The Paraw was named Sinalimba during the launching ceremony dated January 28, 2017. Sinalimba is a Subanon word for a mythical watercraft of the gods for journeying. Subanon are “people of the river” that inhabits western Mindanao, Philippines. In tribal performing arts, Sinalimba is represented as a swing where male dancers leaps onto the platform and moves with its momentum while dancing with the rhythm of gongs and drums ensemble.
Sailing this Paraw is like dancing on a swing. Dictated by the rhythm of the waves and wind, the crew has to move from side to side on the aka. The experience is very lively and a bit intimidating. It sails fast and rides comfortably in choppy seas.
In my part of the world, bamboo is the most practical resource to be used as amas, spars, and mast. Fast growing, widely abundant, and ecologically sustainable. Every specie has its own favorable attributes, either for structural or plain aesthetic application.
This is the favorite material for outriggers because it floats and dissipates too much load by bending. Its longitudinal fiber is the perfect orientation for flexural members of a watercraft.
Bamboo parts is inexpensive to maintain or replace. It last a long time, especially when used in saltwater environment.
During gusts, the bamboo spars and mast will absorb the sudden rush of energy by bending. It creates harmonic resonance to the entire boat. It can be annoying to some people but on the other hand, the vibration gives the helmsman a feedback on what’s coming up. The outrigger will either spring up to speed or spill the wind by submerging the leeward ama.
Abaca Rigging and Lashing
A natural fiber indigenous to the Philippines has been the preferred construction material for lashing traditional houses and sailing outriggers. Highly regarded for its tensile strength and resistance to saltwater damage, it offers a sensible use in highly stressed components. Austronesian (Filipinos) sailors has been using it for centuries. Abaca is a perfect match for lashing and reinforcing bamboo.
Building the Hull (Bangka/Vaka)
The conventional method of building a Bangka is to shape a log keel by carving out the bilge. Followed by the fore and aft stems, then the frames, gunwale, and thwarts . The hull side panels are the final pieces. The only part of the Bangka that wastes too much valuable wood is the log keel. The volume of wood chips that was taken out, could have been put to good use as other parts of the outrigger.

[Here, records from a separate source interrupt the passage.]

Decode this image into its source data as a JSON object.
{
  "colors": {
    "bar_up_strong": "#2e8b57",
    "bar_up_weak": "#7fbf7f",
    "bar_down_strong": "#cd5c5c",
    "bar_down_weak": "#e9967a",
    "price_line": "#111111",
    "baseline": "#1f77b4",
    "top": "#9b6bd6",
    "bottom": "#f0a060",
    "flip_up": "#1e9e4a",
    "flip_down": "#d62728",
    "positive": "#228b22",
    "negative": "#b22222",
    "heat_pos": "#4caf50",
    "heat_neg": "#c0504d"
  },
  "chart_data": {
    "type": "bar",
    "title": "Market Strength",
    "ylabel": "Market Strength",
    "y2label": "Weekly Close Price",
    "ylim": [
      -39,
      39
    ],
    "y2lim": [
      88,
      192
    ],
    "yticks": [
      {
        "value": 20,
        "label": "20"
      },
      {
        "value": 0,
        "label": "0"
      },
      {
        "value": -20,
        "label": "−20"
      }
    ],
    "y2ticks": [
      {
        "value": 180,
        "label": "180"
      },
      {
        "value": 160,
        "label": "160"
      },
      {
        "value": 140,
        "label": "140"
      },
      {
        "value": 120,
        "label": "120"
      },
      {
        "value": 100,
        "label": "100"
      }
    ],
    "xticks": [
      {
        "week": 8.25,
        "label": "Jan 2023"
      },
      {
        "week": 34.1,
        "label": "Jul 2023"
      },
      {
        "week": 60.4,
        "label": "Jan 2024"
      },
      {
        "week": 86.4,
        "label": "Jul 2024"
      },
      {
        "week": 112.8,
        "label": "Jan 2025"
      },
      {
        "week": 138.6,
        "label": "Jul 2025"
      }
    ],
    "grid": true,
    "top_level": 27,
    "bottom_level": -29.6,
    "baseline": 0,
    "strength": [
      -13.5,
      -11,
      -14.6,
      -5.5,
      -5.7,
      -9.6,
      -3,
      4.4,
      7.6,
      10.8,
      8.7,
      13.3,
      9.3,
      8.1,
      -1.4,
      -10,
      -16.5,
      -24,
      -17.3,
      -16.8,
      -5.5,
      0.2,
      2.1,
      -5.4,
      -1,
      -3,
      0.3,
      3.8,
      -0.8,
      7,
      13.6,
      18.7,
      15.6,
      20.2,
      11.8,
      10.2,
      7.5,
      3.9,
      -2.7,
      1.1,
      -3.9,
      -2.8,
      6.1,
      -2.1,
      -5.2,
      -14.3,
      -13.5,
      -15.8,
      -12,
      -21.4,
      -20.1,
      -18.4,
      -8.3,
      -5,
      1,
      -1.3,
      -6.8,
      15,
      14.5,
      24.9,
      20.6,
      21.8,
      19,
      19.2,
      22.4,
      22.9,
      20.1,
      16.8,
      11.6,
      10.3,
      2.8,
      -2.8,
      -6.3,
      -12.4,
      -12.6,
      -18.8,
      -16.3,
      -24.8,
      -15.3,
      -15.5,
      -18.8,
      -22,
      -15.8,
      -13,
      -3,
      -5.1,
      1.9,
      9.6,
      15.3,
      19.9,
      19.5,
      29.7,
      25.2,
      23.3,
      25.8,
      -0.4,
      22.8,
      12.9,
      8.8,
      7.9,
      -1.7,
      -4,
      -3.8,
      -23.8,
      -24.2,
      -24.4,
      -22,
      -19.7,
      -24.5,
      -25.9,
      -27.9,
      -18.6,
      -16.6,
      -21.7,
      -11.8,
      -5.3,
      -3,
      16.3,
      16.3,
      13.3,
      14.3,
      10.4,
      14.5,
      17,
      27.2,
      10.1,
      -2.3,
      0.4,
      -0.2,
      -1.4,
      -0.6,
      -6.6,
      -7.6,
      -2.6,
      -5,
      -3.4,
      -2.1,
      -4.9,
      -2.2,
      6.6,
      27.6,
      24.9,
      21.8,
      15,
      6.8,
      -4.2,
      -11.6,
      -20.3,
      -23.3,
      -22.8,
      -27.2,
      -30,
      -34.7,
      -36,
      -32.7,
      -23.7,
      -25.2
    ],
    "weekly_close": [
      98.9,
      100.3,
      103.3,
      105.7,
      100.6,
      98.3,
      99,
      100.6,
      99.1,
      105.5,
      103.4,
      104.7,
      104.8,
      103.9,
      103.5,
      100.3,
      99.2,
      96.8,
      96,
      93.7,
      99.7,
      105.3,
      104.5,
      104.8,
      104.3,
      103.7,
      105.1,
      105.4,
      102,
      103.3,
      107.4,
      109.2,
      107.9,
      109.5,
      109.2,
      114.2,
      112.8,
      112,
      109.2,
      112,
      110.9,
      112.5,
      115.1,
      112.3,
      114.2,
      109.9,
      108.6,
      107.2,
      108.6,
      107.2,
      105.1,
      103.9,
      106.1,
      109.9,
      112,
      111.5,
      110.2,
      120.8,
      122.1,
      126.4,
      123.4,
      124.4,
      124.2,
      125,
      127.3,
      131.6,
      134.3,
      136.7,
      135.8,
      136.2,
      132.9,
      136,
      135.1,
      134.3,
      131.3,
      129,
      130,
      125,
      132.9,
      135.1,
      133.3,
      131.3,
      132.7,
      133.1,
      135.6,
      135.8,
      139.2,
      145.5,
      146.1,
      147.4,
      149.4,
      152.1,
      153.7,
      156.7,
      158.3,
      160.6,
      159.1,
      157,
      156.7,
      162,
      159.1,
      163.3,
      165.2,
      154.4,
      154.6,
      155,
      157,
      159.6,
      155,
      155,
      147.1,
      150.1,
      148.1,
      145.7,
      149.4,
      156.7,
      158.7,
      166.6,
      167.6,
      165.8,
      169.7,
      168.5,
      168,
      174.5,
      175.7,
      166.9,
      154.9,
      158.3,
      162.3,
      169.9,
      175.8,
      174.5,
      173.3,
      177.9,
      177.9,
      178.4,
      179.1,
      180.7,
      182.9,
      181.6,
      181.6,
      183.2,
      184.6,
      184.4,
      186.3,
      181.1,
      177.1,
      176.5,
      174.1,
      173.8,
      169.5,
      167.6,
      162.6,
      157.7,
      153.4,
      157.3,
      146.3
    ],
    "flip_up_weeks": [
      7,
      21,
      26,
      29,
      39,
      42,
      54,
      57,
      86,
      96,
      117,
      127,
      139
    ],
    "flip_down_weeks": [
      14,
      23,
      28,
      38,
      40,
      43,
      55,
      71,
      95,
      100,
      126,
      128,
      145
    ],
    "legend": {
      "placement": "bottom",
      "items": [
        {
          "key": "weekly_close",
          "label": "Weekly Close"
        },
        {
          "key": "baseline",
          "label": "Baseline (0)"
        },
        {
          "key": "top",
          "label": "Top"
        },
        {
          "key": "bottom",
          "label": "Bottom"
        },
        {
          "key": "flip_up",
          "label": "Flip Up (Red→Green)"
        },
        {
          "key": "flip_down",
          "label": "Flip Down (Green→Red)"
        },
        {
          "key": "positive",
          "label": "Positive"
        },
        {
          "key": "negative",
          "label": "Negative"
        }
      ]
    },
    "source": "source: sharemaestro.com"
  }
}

In my opinion, strip planking method is an efficient way to use recycled wood or commercial sized lumber. It is a satisfying approach to highlight the wood grain other than plywood.
Weight & Balance
Some technically inclined people hate low volume amas because it dives into the water when the sail takes too much wind power, and loses the opportunity to maximize speed. So they tend to attach higher volume amas, considering the additional weight it requires for all related parts (crossbeams, spars, and mast). Austronesian sailors simply add additional crew during windy days, to walk or crawl between the ama and vaka. No need to complicate the watercraft.
A 125mm diameter x 6m long bamboo ama has a buoyancy force at around 70kgs, located at 2.70m away from the mainhull centerline. A 75kgs person standing directly on top of the ama will submerge it instantly. If the same person will sit on the aka at about 2 meters away from the mainhull centerline, you have a balanced “moment” loading. That is for a boat at rest.
In reality, when the outrigger is underway, the amas submerge into the water very often no matter how good the crew is. When it dives, it always springs back up because of increasing pressure head underwater and hydrodynamic flow on the turned up front end. The key for this kind of outrigger is speed, because it is directly proportional to stability.
Don’t get me wrong, these outriggers are not built for racing, these are ordinary workboats for everyday fishing and inter-island commute. It is a “grassroots” watercraft that anybody can build at their own backyard.